There are no concrete rules for how a synthwave track should be arranged, or what chord patterns you should use. Some artists follow the classic pop song structure, while others have a less traditional arrangement style. That said, there are a few patterns that appear throughout synthwave time and time again. They do so because, when combined with neo-80s sound design, they’ll set you off on the right path. These patterns were common in 80s pop music, making them ideal for a synthwave arrangement.
Chord up in the 80s
A very typical chord pattern can be heard in College & Electric Youth’s A Real Hero ( bit.ly/CEYrealhero). The repeating pattern throughout the track is known as a I-vi-IV-V (or a 1-6-4-5), which are the chord numbers of the key you’re using (check out 234 for a more in-depth look at chords, scales and keys). In the key of C major, the chord pattern would be C-AmF-G major. It’s a classic pattern that instantly delivers a bit of dreamy pop. Also, try swapping the last two chords around to make the pattern C-Am-G-F (making it a I-vi-V-IV) for a slightly different feel.
Another typical pattern uses a minor key and moves between the I-VI-VII chords, as heard in FM-84’s Atlas ( bit.ly/FM84tears). In the key of A minor, this would make our chords A minor, G major and F major. If you’re looking for a trick that’ll get you a song structure laid out very quickly, these chords come in handy. You’ll often hear artists structuring their music in two main sections, almost like a verse and chorus. If we stick with the key of A minor, try using only the A minor chord for the verse. When you introduce the chorus, use F major as the first chord, then move to the G major, before finally coming back to the A minor.
Pedal to the metal
Arpeggiated patterns are staples of synthwave. If you want to kickstart a track, load in an arpeggiator with a suitable patch for an arpeggio (check out the Diva tutorial on the previous page) and play a chord pattern.

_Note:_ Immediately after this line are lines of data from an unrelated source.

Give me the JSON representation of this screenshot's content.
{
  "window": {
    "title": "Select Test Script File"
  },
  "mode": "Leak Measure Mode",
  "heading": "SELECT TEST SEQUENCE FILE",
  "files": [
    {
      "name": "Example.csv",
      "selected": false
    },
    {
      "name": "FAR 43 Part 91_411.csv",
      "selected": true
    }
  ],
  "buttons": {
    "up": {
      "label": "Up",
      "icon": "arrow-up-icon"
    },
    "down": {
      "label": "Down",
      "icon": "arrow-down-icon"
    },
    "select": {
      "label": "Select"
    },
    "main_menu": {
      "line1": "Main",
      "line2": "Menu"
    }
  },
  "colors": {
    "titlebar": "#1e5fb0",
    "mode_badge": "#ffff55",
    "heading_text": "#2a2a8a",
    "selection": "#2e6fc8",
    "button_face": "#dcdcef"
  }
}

As simple as this may sound, it’s a foundation of the genre, serving as both a rhythmic and melodic feature.
A popular technique is to use what’s known as a ‘pedal tone’ – put simply, a note which is held while the music changes around it. Try playing a note in the higher registers, then change the chords and bass beneath it. The trick is to find a note that sounds good across all your chords. You can also try the same thing with your bass – keep the same bass note, but change the chords over the top of it. The tonality of the pedal tone appears to alter as the music changes around it, giving a powerful and distinctly 80s feel.
For the dreamier side of synthwave, artists often employ suspended chords. These take the middle note of a major chord (called the third) and move it up or down one note of the major scale. So, instead of using the notes C-E-G in C major, try using C-F-G instead. This creates a suspended fourth – a chord that can be heard all over tracks like Timecop1983’s Faraway ( bit.ly/ TC83faraway). Combine these chords with a higher pedal tone, use a popular 80s pattern for your bass (like the previously mention I-vi-V-IV) and you’ll get a track started in no time!

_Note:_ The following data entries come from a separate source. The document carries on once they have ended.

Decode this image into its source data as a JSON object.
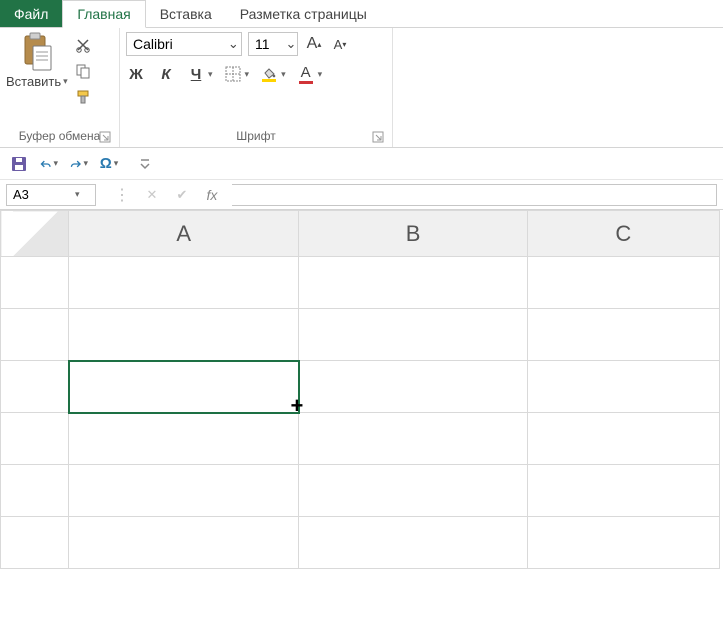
{
  "tabs": {
    "file": "Файл",
    "home": "Главная",
    "insert": "Вставка",
    "layout": "Разметка страницы"
  },
  "ribbon": {
    "clipboard": {
      "paste": "Вставить",
      "label": "Буфер обмена"
    },
    "font": {
      "name": "Calibri",
      "size": "11",
      "bold": "Ж",
      "italic": "К",
      "underline": "Ч",
      "label": "Шрифт",
      "increase": "A",
      "decrease": "A",
      "fontcolor": "A"
    }
  },
  "qat": {
    "customize": ""
  },
  "formula": {
    "cellref": "A3",
    "fx": "fx",
    "value": ""
  },
  "grid": {
    "columns": [
      "A",
      "B",
      "C"
    ],
    "active_col_index": 0,
    "selected_cell": "A3",
    "rows": 6
  }
}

“These patterns were common in 80s pop music”
Try suspended fourths, pedal tones and a few magic progressions to get a typical synthwave